To learn more about alimony payments, call our Woodbury attorneys at 612-254-6409 for a complimentary consultation.
How Does Minnesota Determine Spousal Maintenance?
Spousal maintenance is the legal term for alimony in Minnesota. During a divorce proceeding or legal separation, or in a proceeding for spousal maintenance following the dissolution of a marriage, the court may grant a maintenance order for either spouse if it finds that the party seeking support:
- Lacks sufficient property (including marital property awarded to the spouse) to provide for his or her reasonable needs considering the standard of living established during the marriage, especially, but not limited to, a period of training or education
- Is unable to provide adequate self-support (after considering the standard of living established during the marriage and all relevant circumstances) through appropriate employment, or is the custodian of a child whose condition or circumstances make it appropriate that the custodian not be required to seek employment outside the home
The maintenance order may be in amounts and for periods of time either temporary or permanent that the court finds fair, without regard to marital misconduct, and after considering all relevant factors, including:
- The financial resources of the party seeking support, including any marital property and child support award
- The time necessary to acquire sufficient education or training to find appropriate employment and the probability, given the party’s age and skills, of becoming fully or partially self-supporting
- The standard of living established during the marriage
- The duration of the marriage, and in the case of a homemaker, the length of absence from employment
- Loss of earnings, seniority, retirement benefits and other employment opportunities by the spouse seeking support
- The age and physical and emotional condition of the spouse seeking maintenance
- The ability of the spouse from whom maintenance is being sought to meet his or her own needs while meeting the needs of the spouse seeking support
- The contribution of each party in the acquisition, preservation, depreciation or appreciation in the amount or value of marital property, as well as the contribution of a spouse as a homemaker or to the other spouse’s employment or business
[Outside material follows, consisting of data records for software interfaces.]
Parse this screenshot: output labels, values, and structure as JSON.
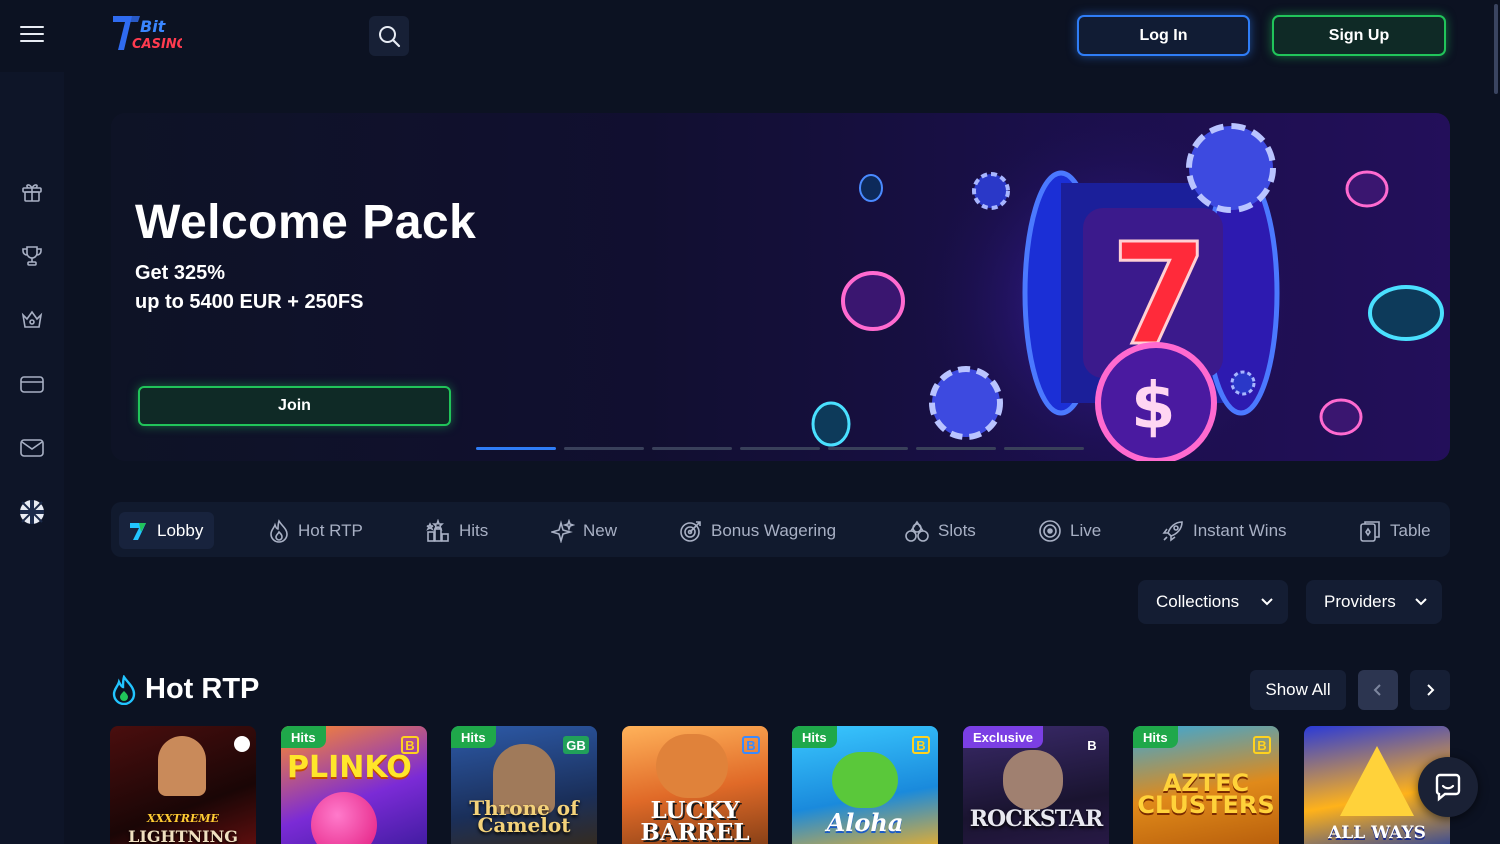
{
  "header": {
    "logo_text": "7Bit CASINO",
    "login_label": "Log In",
    "signup_label": "Sign Up"
  },
  "sidebar": {
    "items": [
      {
        "icon": "gift-icon"
      },
      {
        "icon": "trophy-icon"
      },
      {
        "icon": "crown-icon"
      },
      {
        "icon": "card-icon"
      },
      {
        "icon": "mail-icon"
      },
      {
        "icon": "language-icon"
      }
    ]
  },
  "banner": {
    "title": "Welcome Pack",
    "line1": "Get 325%",
    "line2": "up to 5400 EUR + 250FS",
    "join_label": "Join",
    "slides_total": 7,
    "active_slide": 1
  },
  "categories": [
    {
      "label": "Lobby",
      "icon": "lobby-icon",
      "active": true
    },
    {
      "label": "Hot RTP",
      "icon": "flame-icon"
    },
    {
      "label": "Hits",
      "icon": "hits-icon"
    },
    {
      "label": "New",
      "icon": "sparkle-icon"
    },
    {
      "label": "Bonus Wagering",
      "icon": "target-icon"
    },
    {
      "label": "Slots",
      "icon": "cherries-icon"
    },
    {
      "label": "Live",
      "icon": "live-icon"
    },
    {
      "label": "Instant Wins",
      "icon": "rocket-icon"
    },
    {
      "label": "Table",
      "icon": "table-icon"
    }
  ],
  "filters": {
    "collections_label": "Collections",
    "providers_label": "Providers"
  },
  "section": {
    "title": "Hot RTP",
    "show_all_label": "Show All"
  },
  "games": [
    {
      "title": "LIGHTNING",
      "subtitle": "XXXTREME",
      "tag": "",
      "provider": ""
    },
    {
      "title": "PLINKO",
      "tag": "Hits",
      "provider": "B"
    },
    {
      "title": "Throne of Camelot",
      "tag": "Hits",
      "provider": "GB"
    },
    {
      "title": "LUCKY BARREL",
      "tag": "",
      "provider": "B"
    },
    {
      "title": "Aloha",
      "tag": "Hits",
      "provider": "B"
    },
    {
      "title": "ROCKSTAR",
      "tag": "Exclusive",
      "provider": "B"
    },
    {
      "title": "AZTEC CLUSTERS",
      "tag": "Hits",
      "provider": "B"
    },
    {
      "title": "ALL WAYS",
      "tag": "",
      "provider": ""
    }
  ],
  "colors": {
    "accent_blue": "#2f7df6",
    "accent_green": "#21c45a",
    "tag_green": "#1fa84a",
    "tag_purple": "#7b3fe4",
    "background": "#0c1222"
  }
}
Minn. Stat. § 518.552
Our family lawyers in St. Paul can help you understand the type of alimony arrangement that will most likely apply in your situation.